The creation of the kind of global, species-wide cooperation that I have been talking about really adds up to an evolutionary step for humanity, the human species evolving to a higher level. I do not believe there is anything inevitable about this. (To be frank, I am not even sure it is possible.) History (and literally, the Earth) is littered with the ruins of societies that collapsed because they destroyed the natural environment on which they depended. (For those who would like to read about this, I suggest Jared Diamond’s Collapse: How Societies Choose to Fail or Succeed.) There is no guarantee that this won’t happen to the human species as a whole. True, there are things that might help facilitate the transformation I am describing. Today, human technology is capable of feeding and clothing everybody on the planet (but how long will this be the case?). The global economy is bringing more and more people into economic and social contact with each other. Equally important, global communications make an Earth-wide, humanity-wide discussion possible; for the first time in our history, we can actually have an international conversation about what we, as a species, need to do to survive. But there is no dynamic that will necessarily move us in the right direction; there is no God, no transcendental logic or Reason, no “laws of history” that will force us to make the right decision(s). The responsibility and the choice rests with us. It involves, as the Danish existentialist philosopher, Soren Kierkegaard, put it in another context, a “leap.” People have to decide that they want to cooperate; they have to be aware of the necessity of working together and then choose to do so. (This is why I have no interest in the discussions and debates among anarchists about the precise form of property or society—collective, communal, etc.—that best embodies our ideals. When human beings decide that they really want to cooperate with their fellows, in their own country and around the world, the abstract question of precisely what forms this cooperation might take—forms of property and forms of organization—will virtually disappear; the answers will be worked out as we go along.)

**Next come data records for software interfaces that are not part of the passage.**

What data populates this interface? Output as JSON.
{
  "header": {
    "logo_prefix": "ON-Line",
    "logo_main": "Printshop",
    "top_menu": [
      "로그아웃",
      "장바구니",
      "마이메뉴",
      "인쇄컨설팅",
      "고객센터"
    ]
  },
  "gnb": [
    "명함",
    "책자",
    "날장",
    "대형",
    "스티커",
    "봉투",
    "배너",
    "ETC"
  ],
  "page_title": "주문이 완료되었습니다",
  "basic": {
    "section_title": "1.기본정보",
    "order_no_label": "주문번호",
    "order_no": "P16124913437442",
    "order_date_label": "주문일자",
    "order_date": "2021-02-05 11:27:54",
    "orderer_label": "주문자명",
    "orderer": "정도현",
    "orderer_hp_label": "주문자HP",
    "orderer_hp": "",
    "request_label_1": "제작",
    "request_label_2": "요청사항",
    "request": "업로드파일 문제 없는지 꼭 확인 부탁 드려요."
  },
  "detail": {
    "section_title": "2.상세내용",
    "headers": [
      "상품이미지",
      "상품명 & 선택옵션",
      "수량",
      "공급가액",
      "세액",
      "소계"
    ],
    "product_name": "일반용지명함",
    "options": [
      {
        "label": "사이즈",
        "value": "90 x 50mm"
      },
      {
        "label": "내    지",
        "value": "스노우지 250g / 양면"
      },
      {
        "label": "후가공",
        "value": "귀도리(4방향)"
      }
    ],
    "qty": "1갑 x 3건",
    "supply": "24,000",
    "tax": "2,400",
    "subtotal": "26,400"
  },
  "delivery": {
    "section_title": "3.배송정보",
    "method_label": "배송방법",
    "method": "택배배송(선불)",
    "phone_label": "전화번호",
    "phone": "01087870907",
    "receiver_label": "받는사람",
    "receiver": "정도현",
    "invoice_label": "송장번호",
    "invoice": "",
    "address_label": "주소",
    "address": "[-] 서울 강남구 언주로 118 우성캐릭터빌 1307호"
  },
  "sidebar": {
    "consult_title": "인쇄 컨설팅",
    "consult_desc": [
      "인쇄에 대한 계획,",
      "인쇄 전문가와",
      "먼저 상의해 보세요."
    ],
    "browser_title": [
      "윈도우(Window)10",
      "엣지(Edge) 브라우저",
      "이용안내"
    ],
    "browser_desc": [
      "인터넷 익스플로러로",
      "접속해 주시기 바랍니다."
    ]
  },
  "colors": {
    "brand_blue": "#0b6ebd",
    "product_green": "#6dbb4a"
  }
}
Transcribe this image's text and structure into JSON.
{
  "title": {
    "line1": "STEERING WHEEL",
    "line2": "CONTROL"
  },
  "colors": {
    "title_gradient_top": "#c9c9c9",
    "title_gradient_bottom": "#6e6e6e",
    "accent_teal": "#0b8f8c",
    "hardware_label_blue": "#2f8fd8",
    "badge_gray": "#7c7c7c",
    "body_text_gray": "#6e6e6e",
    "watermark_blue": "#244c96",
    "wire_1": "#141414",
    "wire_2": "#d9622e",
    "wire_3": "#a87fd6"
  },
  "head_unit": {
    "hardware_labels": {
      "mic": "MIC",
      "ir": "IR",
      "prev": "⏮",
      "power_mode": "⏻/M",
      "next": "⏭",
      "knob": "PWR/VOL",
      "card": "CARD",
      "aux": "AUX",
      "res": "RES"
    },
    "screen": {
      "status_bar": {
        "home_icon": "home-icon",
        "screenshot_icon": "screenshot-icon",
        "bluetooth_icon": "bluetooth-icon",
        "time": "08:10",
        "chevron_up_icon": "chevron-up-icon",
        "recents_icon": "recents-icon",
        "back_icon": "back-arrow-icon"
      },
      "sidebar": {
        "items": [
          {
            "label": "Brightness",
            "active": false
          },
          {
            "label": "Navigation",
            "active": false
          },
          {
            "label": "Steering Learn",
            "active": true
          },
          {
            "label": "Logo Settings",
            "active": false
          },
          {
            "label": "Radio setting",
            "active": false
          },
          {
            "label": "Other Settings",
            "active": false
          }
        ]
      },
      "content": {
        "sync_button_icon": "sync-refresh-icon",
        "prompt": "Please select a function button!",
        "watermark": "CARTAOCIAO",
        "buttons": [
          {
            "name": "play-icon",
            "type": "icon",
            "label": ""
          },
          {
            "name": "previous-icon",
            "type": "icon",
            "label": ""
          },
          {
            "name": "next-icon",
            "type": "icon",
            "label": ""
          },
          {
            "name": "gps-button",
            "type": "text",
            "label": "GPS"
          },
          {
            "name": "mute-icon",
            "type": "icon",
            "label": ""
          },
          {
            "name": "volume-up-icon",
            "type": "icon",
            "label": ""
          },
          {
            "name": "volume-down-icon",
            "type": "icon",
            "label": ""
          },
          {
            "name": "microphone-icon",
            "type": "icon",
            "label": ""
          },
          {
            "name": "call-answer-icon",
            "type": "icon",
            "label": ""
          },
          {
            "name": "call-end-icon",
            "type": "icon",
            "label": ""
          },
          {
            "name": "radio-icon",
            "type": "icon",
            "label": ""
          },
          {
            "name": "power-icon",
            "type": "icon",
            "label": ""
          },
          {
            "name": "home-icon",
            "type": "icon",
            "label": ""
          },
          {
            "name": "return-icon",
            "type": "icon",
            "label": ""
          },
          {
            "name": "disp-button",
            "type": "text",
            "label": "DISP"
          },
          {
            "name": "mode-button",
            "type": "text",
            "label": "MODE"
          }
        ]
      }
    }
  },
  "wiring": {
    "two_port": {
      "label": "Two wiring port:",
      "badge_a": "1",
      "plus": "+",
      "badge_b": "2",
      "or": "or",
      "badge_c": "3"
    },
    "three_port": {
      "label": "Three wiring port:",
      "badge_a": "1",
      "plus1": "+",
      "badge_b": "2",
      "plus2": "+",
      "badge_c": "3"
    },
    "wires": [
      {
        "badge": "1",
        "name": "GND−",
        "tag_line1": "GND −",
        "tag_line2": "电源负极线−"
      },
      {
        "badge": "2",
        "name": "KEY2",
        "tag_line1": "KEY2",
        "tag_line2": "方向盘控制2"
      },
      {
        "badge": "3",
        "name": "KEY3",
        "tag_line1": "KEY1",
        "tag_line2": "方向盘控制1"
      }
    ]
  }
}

And just as we need to see our fellow humans as part of “us” rather than “them,” and to cooperate rather than compete with them, we must begin to see the Earth in the same way; not something we can attack and plunder, but something that is really part of us, something with which we need to cooperate.

This posing of the need to cooperate with ourselves and our planet is the other side, the potentially positive side, of the economic/environmental crisis that we are currently struggling with. It may finally force us to come to grips with who we are and what we are doing to our home, the Earth. Like the rapidly rising waters of a river in flood, it may be what finally convinces human beings that they need to unite, to cooperate on a world scale, and to throw ourselves into what needs to be done, to fill the sandbags, as it were, and to stack them at the river’s edge while there is still time.